You’ve likely viewed a scene in a movie or TV show where a character goes on an over the top shopping spree. He or she effortlessly swipes a credit card to cover the monstrous cost then leaves the store with more shopping bags than one person can realistically carry. These types of scenes give the impression that you can spend however much you desire when using a credit card. In reality, credit cards don’t offer an endless supply of funds and instead come with a limit of how much you can spend, called the credit limit. Keep reading to learn more about what a credit limit is, how best to use it, and the changes that can occur to your credit limit.
What is a credit limit?
A credit limit is the maximum amount of money that a credit card lender will allow you to borrow. This credit limit, also known as a credit line, is first determined by the lender at the time you open your account. Your limit is determined by your credit history, income, and other factors that may vary by company. The lender may also decide to increase or decrease your limit over the life of the account.
Your current line of credit can be seen by logging into your credit card account online. Each time you make a purchase or a cash advance, you will see the purchase amount or cash advance subtracted from your total limit. The amount left to spend is called your available credit. If you spend all of your available credit, or “max out” your credit card, you won’t be able to make purchases or cash advances with the card until a payment is made, which brings the outstanding balance on your credit card below its credit limit.
How much of my credit line should I be using?
Just because you can spend your full credit limit, that doesn’t mean you should. In general, when it comes to credit utilization, lower is better. Credit utilization refers to the amount of credit you’re currently using divided by the total amount of credit you have available. For example, say you have a credit card that currently has a balance of $100, and the credit limit of the card is $200. The credit utilization rate would be 50% ($100 balance divided by $200 limit equals 0.50).
Your credit utilization rate has an effect on your credit score. According to FICO, amounts owed on accounts determines 30% of a FICO Score. If you are utilizing a high percentage of total available credit, it may have a negative effect on your credit score. Not only will utilizing a low percentage of your credit line show that you are good at managing your credit, it will also reduce your chance of building up your credit card debt and will aid you in achieving a good credit score.
How do I increase my credit limit with 1FBUSA?
Sometimes, the credit limit determined when the account was opened just isn’t high enough to meet long-term financial needs and goals. Individuals may seek a higher credit limit in the event that they expect to have higher expenses over the coming months or if they simply wish to improve their credit utilization ratio. If you desire a higher credit line, you can request an increase from your credit card issuer.
Alternatively, your issuer may automatically review your account periodically. If you have exhibited responsible credit card usage and payment history on a regular basis and have sufficient income to support a larger credit limit, they may decide to offer you a higher limit as a thank you for your loyalty. Higher credit limits allow cardholders to have more freedom and security when constructing their budget. However, they also can make it tempting to spend more. As always, use caution when buying items on credit and avoid shopping sprees. If you fear that the credit line increase could potentially get you into financial trouble, you do have the ability to decline the offer.

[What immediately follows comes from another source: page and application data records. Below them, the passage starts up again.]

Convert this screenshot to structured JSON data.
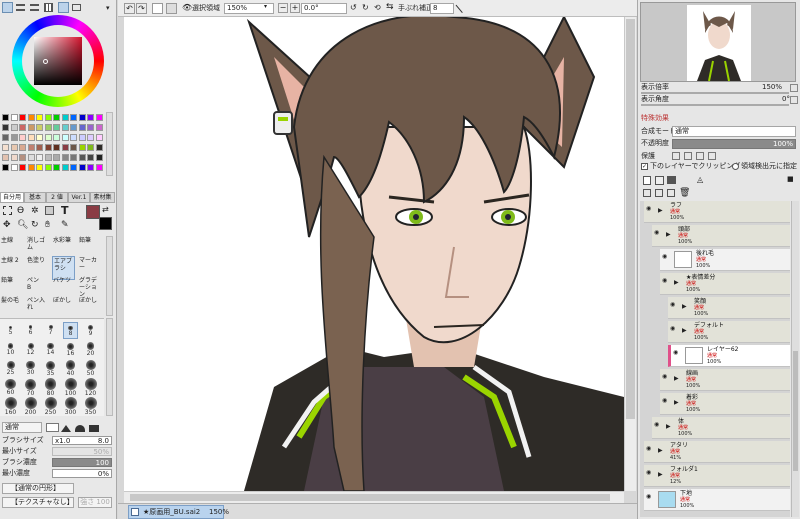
{
  "toolbar": {
    "select_label": "選択領域",
    "zoom": "150%",
    "rotation": "0.0°",
    "stabilizer_label": "手ぶれ補正",
    "stabilizer_value": "8"
  },
  "left_panel": {
    "tool_tabs": [
      "自分用",
      "基本",
      "2 値",
      "Ver.1",
      "素材集"
    ],
    "tools": [
      {
        "label": "主線",
        "sub": ""
      },
      {
        "label": "消しゴム",
        "sub": ""
      },
      {
        "label": "水彩筆",
        "sub": ""
      },
      {
        "label": "鉛筆",
        "sub": ""
      },
      {
        "label": "主線 2",
        "sub": ""
      },
      {
        "label": "色塗り",
        "sub": ""
      },
      {
        "label": "エアブラシ",
        "sub": ""
      },
      {
        "label": "マーカー",
        "sub": ""
      },
      {
        "label": "鉛筆",
        "sub": ""
      },
      {
        "label": "ペン",
        "sub": "B"
      },
      {
        "label": "バケツ",
        "sub": ""
      },
      {
        "label": "グラデーション",
        "sub": ""
      },
      {
        "label": "髪の毛",
        "sub": ""
      },
      {
        "label": "ペン入れ",
        "sub": ""
      },
      {
        "label": "ぼかし",
        "sub": ""
      },
      {
        "label": "ぼかし",
        "sub": ""
      }
    ],
    "brush_sizes": [
      "5",
      "6",
      "7",
      "8",
      "9",
      "10",
      "12",
      "14",
      "16",
      "20",
      "25",
      "30",
      "35",
      "40",
      "50",
      "60",
      "70",
      "80",
      "100",
      "120",
      "160",
      "200",
      "250",
      "300",
      "350"
    ],
    "blend_mode": "通常",
    "brush_size_label": "ブラシサイズ",
    "brush_size_mult": "x1.0",
    "brush_size_value": "8.0",
    "min_size_label": "最小サイズ",
    "min_size_value": "50%",
    "brush_density_label": "ブラシ濃度",
    "brush_density_value": "100",
    "min_density_label": "最小濃度",
    "min_density_value": "0%",
    "shape_select": "【通常の円形】",
    "texture_select": "【テクスチャなし】",
    "texture_strength": "強さ 100"
  },
  "right_panel": {
    "display_zoom_label": "表示倍率",
    "display_zoom_value": "150%",
    "display_angle_label": "表示角度",
    "display_angle_value": "0°",
    "effects_label": "特殊効果",
    "blend_label": "合成モード",
    "blend_value": "通常",
    "opacity_label": "不透明度",
    "opacity_value": "100%",
    "protect_label": "保護",
    "clip_label": "下のレイヤーでクリッピング",
    "select_source_label": "領域検出元に指定"
  },
  "layers": [
    {
      "name": "ラフ",
      "mode": "通常",
      "opacity": "100%",
      "folder": true,
      "indent": 0
    },
    {
      "name": "頭部",
      "mode": "通常",
      "opacity": "100%",
      "folder": true,
      "indent": 1
    },
    {
      "name": "後れ毛",
      "mode": "通常",
      "opacity": "100%",
      "folder": false,
      "indent": 2
    },
    {
      "name": "★表情差分",
      "mode": "通常",
      "opacity": "100%",
      "folder": true,
      "indent": 2
    },
    {
      "name": "笑顔",
      "mode": "通常",
      "opacity": "100%",
      "folder": true,
      "indent": 3
    },
    {
      "name": "デフォルト",
      "mode": "通常",
      "opacity": "100%",
      "folder": true,
      "indent": 3
    },
    {
      "name": "レイヤー62",
      "mode": "通常",
      "opacity": "100%",
      "folder": false,
      "indent": 3,
      "selected": true
    },
    {
      "name": "線画",
      "mode": "通常",
      "opacity": "100%",
      "folder": true,
      "indent": 2
    },
    {
      "name": "着彩",
      "mode": "通常",
      "opacity": "100%",
      "folder": true,
      "indent": 2
    },
    {
      "name": "体",
      "mode": "通常",
      "opacity": "100%",
      "folder": true,
      "indent": 1
    },
    {
      "name": "アタリ",
      "mode": "通常",
      "opacity": "41%",
      "folder": true,
      "indent": 0
    },
    {
      "name": "フォルダ1",
      "mode": "通常",
      "opacity": "12%",
      "folder": true,
      "indent": 0
    },
    {
      "name": "下地",
      "mode": "通常",
      "opacity": "100%",
      "folder": false,
      "indent": 0
    }
  ],
  "status": {
    "file_name": "★原画用_BU.sai2",
    "zoom": "150%"
  },
  "colors": {
    "main_color": "#8a3c44",
    "sub_color": "#000000",
    "accent_green": "#9ad400",
    "selected_layer_marker": "#e0508a"
  }
}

Can my credit limit decrease?
Just as easily as a credit card issuer can increase your credit limit, they may decrease it. Issuers can reduce the credit limits of their customers as they may determine. This can happen if the cardmember has not been keeping up on monthly payments and may pose a greater risk of non-payment to the issuer.
In a recession or time of economic uncertainty, such as the pandemic beginning in 2020, earning and spending habits may change, resulting in individuals potentially having to utilize their credit card more than they normally would. During these times, credit card issuers may decide to decrease the credit limits of their existing cardmembers who are not exhibiting positive payment history or using their cards on a regular basis. For example, it has been reported that several credit card issuers have reduced a number of their cardmember credit limits because of the COVID-19 pandemic. This is done to reduce the risk of financial losses for those credit card companies. Note: 1st Financial Bank USA has not reduced credit limits because of the COVID-19 pandemic as has been reported for other issuers.
Be prepared to adjust your financial habits in the event that the amount of credit you have available to you suddenly decreases. If you find that your credit limit has been decreased, consider reaching out to the issuer. They may be willing to reverse the decision.
What determines a 1st Financial Bank USA credit limit increase or decrease?
Periodically, 1st Financial Bank USA reviews its cardmember accounts. If an account has exhibited positive payment history, it may be granted a 1FBUSA credit line increase. If an account is not automatically selected for an increase, one may be requested by contacting customer service via phone at 1-800-733-1732 or via SecureMail message after signing into your account online.
Understanding the basics of credit limits will give you an advantage when it comes to being a responsible credit card user and should help you build your credit. Armed with this new knowledge, you’ll now be able to see the reality behind Hollywood’s inaccurate depictions of limitless credit cards and buying sprees.
💳Now that you understand credit limits, see if you can pass this Credit Card IQ Quiz.
🎂Do you have a birthday approaching? Read 24 Pieces of Money Advice You Need to Hear Before Turning 24.